Hear, O Israel: The Lord our God, the Lord is one. Love the Lord your God with all your heart and with all your soul and with all your strength. (Deut 6:4-9)

For whatever reason, I found the word "Shema" pliable, began twisting it apart until I created the word "Shema-rica," and then began wondering, [tweetherder text="what is the Americana version of the Shema? @sethhaines #poetry"] "what is the Americana version of the Shema?"[/tweetherder] These thoughts gave rise to this poem.



Hear oh America:

both polished people, and huddled masses of pulsing poor who rise and fall like the sea and the other shining sea glimmering in the setting gold of evening—

the lord your god is one. Hear oh America:

you stokers of the Appalachian whisky still, sellers of spirits, and you others who reek of prohibitionist’s perfume, program peddlers to the liminal lessees in some Ozark half-way house—

the lord your god is one. Hear oh America: you field plowers, cotton purveyors, frivolous fashionistas, marketers, miners, all you who pull threads of precious metal through earthen seams or human veins in worship—

the lord your god is one. Hear oh America:

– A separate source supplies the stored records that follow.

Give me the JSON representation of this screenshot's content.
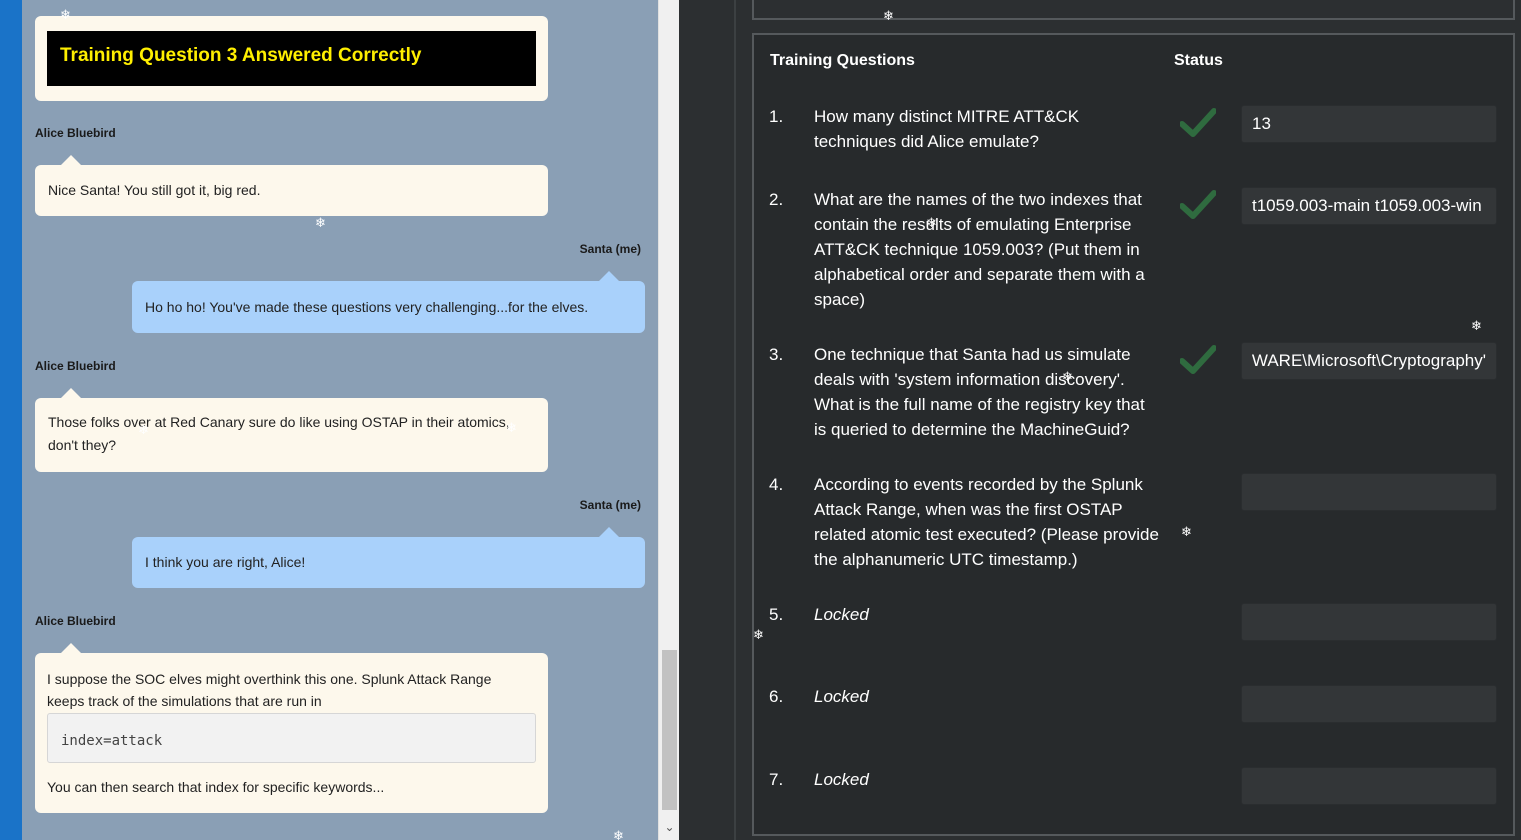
{
  "chat": {
    "banner_text": "Training Question 3 Answered Correctly",
    "messages": [
      {
        "sender": "Alice Bluebird",
        "text": "Nice Santa! You still got it, big red."
      },
      {
        "sender": "Santa (me)",
        "text": "Ho ho ho! You've made these questions very challenging...for the elves."
      },
      {
        "sender": "Alice Bluebird",
        "text_line1": "Those folks over at Red Canary sure do like using OSTAP in their atomics,",
        "text_line2": "don't they?"
      },
      {
        "sender": "Santa (me)",
        "text": "I think you are right, Alice!"
      },
      {
        "sender": "Alice Bluebird",
        "text_line1": "I suppose the SOC elves might overthink this one. Splunk Attack Range",
        "text_line2": "keeps track of the simulations that are run in",
        "code": "index=attack",
        "text_after": "You can then search that index for specific keywords..."
      }
    ]
  },
  "questions_panel": {
    "header_questions": "Training Questions",
    "header_status": "Status",
    "questions": [
      {
        "num": "1.",
        "text": "How many distinct MITRE ATT&CK techniques did Alice emulate?",
        "status": "check-icon",
        "answer": "13"
      },
      {
        "num": "2.",
        "text": "What are the names of the two indexes that contain the results of emulating Enterprise ATT&CK technique 1059.003? (Put them in alphabetical order and separate them with a space)",
        "status": "check-icon",
        "answer": "t1059.003-main t1059.003-win"
      },
      {
        "num": "3.",
        "text": "One technique that Santa had us simulate deals with 'system information discovery'. What is the full name of the registry key that is queried to determine the MachineGuid?",
        "status": "check-icon",
        "answer": "'WARE\\Microsoft\\Cryptography"
      },
      {
        "num": "4.",
        "text": "According to events recorded by the Splunk Attack Range, when was the first OSTAP related atomic test executed? (Please provide the alphanumeric UTC timestamp.)",
        "status": "",
        "answer": ""
      },
      {
        "num": "5.",
        "text": "Locked",
        "status": "",
        "answer": ""
      },
      {
        "num": "6.",
        "text": "Locked",
        "status": "",
        "answer": ""
      },
      {
        "num": "7.",
        "text": "Locked",
        "status": "",
        "answer": ""
      }
    ]
  },
  "colors": {
    "chat_bg": "#8a9fb5",
    "bubble_them": "#fdf8ec",
    "bubble_me": "#a9d1fb",
    "banner_text": "#ffef00",
    "check": "#2f6b3f",
    "panel_bg": "#272a2c"
  }
}
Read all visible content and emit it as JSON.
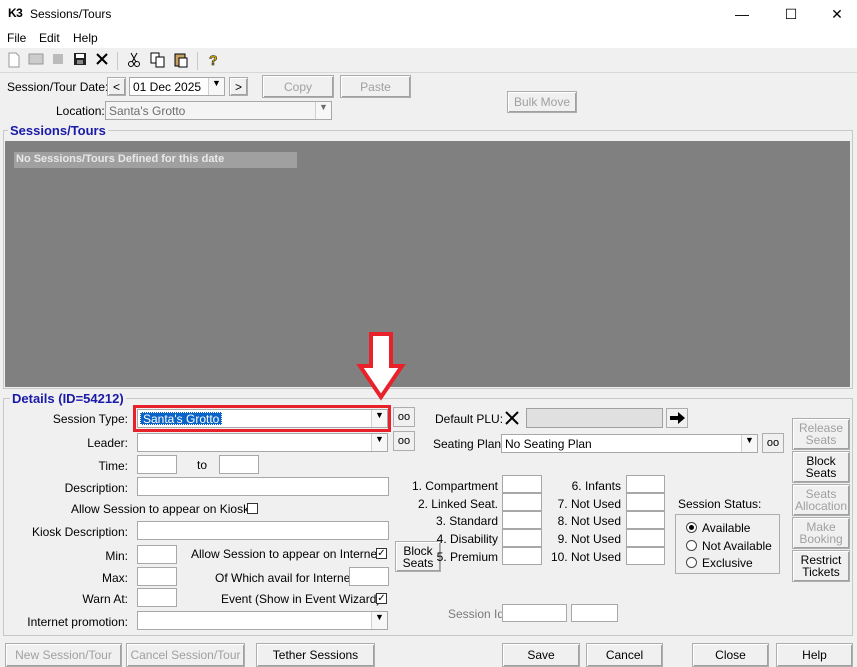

that smell is profit’s smog, the clink of coins the price of prophet’s song; [tweetherder text = "here hidden in market's margin... is a God, maybe forgotten. @sethhaines #poetry"]here, hidden in market’s margin, in the up sale, or extended warranty, in capital greasing the wheels of our futures is a God, maybe forgotten.[/tweetherder]

Hear oh America, the lord your god is one.